The Augmented Series of instruments in V Collection does pretty much what you’d expect, given the name – each focuses on an instrument type and augments it. The new Grand Piano instrument, for example, has some beautiful grand piano sounds but is, like all the range, really all about morphing them with other sounds (with the main dial), introducing movement with a kind of vibrato effect, or adding other effects like delays and reverbs. It’s easy, hands-on synthesis really. 

Arturia V Collection X

(Image credit: Arturia)

We weren’t looking forward to the Brass one, not being huge fans of the sound, but of course, it’s a lot more than brass and there are some strangely compelling presets in there. It’s very easy to take them beyond what you start with and call them your own. Woodwind completes the set and is equally expandable – woodwind if you want it, but way more too. Twhese are great additions to the bundle and well worth exploring once you’ve done your keyboard museum tour.

Arturia V Collection X

(Image credit: Arturia)

Is V Collection still a winner?

Arturia has done well to keep the V Collection flag flying with version X. You now get close to 40 instruments in total which is quite incredible, and way more than any other bundle delivers. And we’ve not even mentioned the sound banks that come with the collection – there are now 17 thanks to three more additions in version X.

The Augmented range is solid and surprisingly varied in tone. This gives a fresher edge to the collection, acting as the modern sheen to most of the collection’s dusty analogue warmth. Acid does a very good job of recreating that well known sound and a lot more. But it’s the varied digital tones that MiniFreak brings that are (perhaps oddly) V Collection’s most exciting update. We all love the original hardware and its tones are very welcome here.

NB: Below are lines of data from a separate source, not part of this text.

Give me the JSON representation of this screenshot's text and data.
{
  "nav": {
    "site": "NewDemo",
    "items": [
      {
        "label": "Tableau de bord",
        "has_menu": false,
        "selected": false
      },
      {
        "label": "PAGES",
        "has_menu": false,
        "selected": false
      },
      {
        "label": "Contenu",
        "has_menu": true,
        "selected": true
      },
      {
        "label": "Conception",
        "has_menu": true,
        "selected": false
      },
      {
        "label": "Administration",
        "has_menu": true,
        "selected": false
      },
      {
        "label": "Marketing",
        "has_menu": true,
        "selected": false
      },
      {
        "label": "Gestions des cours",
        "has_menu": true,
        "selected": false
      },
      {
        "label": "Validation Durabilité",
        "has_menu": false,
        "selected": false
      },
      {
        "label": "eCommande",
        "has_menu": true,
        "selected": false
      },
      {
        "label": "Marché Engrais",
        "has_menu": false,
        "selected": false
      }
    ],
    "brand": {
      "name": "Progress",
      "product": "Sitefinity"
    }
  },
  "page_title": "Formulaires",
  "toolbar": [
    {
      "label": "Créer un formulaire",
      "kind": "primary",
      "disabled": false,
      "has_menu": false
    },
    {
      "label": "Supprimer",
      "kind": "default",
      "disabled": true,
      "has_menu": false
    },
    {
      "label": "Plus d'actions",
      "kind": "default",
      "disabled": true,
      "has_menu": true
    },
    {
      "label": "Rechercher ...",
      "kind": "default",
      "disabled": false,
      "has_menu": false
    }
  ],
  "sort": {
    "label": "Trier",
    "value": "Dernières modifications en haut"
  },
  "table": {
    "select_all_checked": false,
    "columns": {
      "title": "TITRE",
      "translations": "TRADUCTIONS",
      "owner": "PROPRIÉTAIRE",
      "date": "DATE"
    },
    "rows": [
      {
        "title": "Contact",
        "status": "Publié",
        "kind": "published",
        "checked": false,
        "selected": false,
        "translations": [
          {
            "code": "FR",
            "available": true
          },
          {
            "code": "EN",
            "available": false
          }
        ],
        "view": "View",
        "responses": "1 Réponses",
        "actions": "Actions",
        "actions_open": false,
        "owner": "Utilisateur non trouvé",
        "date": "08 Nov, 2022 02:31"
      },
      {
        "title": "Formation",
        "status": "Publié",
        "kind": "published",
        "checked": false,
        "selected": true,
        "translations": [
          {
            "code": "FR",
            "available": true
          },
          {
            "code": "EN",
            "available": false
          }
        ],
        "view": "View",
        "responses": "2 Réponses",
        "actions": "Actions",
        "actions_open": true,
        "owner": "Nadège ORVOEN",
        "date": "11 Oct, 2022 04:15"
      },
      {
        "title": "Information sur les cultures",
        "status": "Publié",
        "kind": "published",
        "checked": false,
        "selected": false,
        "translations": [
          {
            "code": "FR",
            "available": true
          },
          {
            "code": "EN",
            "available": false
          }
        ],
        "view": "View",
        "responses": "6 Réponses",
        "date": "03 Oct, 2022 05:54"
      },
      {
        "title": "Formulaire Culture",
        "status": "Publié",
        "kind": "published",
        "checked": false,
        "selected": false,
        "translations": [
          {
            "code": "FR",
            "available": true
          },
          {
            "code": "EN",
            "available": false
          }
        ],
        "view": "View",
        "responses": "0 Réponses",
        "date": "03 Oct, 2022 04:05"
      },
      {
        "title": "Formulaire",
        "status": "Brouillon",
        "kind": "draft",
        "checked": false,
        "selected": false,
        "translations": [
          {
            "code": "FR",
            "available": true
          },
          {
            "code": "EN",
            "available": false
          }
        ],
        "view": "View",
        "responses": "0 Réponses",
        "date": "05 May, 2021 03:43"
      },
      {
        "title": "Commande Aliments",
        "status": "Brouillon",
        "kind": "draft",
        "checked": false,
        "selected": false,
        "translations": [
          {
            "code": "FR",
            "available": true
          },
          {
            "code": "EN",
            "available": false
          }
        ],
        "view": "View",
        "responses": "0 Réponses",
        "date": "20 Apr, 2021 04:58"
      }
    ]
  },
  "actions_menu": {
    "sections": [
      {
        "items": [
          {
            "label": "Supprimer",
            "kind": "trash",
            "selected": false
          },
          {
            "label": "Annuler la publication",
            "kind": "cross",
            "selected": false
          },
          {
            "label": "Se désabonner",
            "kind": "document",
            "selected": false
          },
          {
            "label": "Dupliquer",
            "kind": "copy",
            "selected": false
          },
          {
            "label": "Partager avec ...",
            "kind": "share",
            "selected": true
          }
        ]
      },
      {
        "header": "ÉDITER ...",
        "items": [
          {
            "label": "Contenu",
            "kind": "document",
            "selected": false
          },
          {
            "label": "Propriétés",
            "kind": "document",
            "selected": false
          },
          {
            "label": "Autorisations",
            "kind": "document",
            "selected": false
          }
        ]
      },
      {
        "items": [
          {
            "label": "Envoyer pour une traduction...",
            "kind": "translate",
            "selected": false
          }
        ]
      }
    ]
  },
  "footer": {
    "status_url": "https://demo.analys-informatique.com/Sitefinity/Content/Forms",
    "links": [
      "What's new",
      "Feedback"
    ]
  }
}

So it’s a good update, and whichever way you look at V Collection, you’re still only paying around £15 per instrument which is a steal for some of the best emulations out there.

MusicRadar verdict: V Collection is still an excellent bundle of instruments and with X, Arturia has maintained its record of great updates.

Arturia V Collection X: The web says

"A constantly evolving, ever-growing library of creative tools, the V Collection is the gift that keeps on giving."

Arturia V Collection X: Hands-on demos


Alex Reid

Creative Sauce

Bolo Da Producer

Arturia V Collection X: Specifications

  • macOS 11+. 4GB RAM. 4 cores CPU, 3.4GHz (4.0 GHz Turbo-boost) or M1 CPU. 3GB free hard disk space. OpenGL 2.0 compatible GPU.
  • Windows 10+ (64-bit). 4GB RAM. 4 cores CPU, 3.4GHz (4.0 GHz Turbo-boost). 3GB free hard disk space. OpenGL 2.0 compatible GPU. ARM processors not supported on Windows.
  • Works in Standalone, VST, AAX, Audio Unit, NKS (64-bit DAWs only).
  • CONTACT: Arturia
Andy Jones

Andy has been writing about music production and technology for 30 years having started out on Music Technology magazine back in 1992. He has edited the magazines Future Music, Keyboard Review, MusicTech and Computer Music, which he helped launch back in 1998. He owns way too many synthesizers.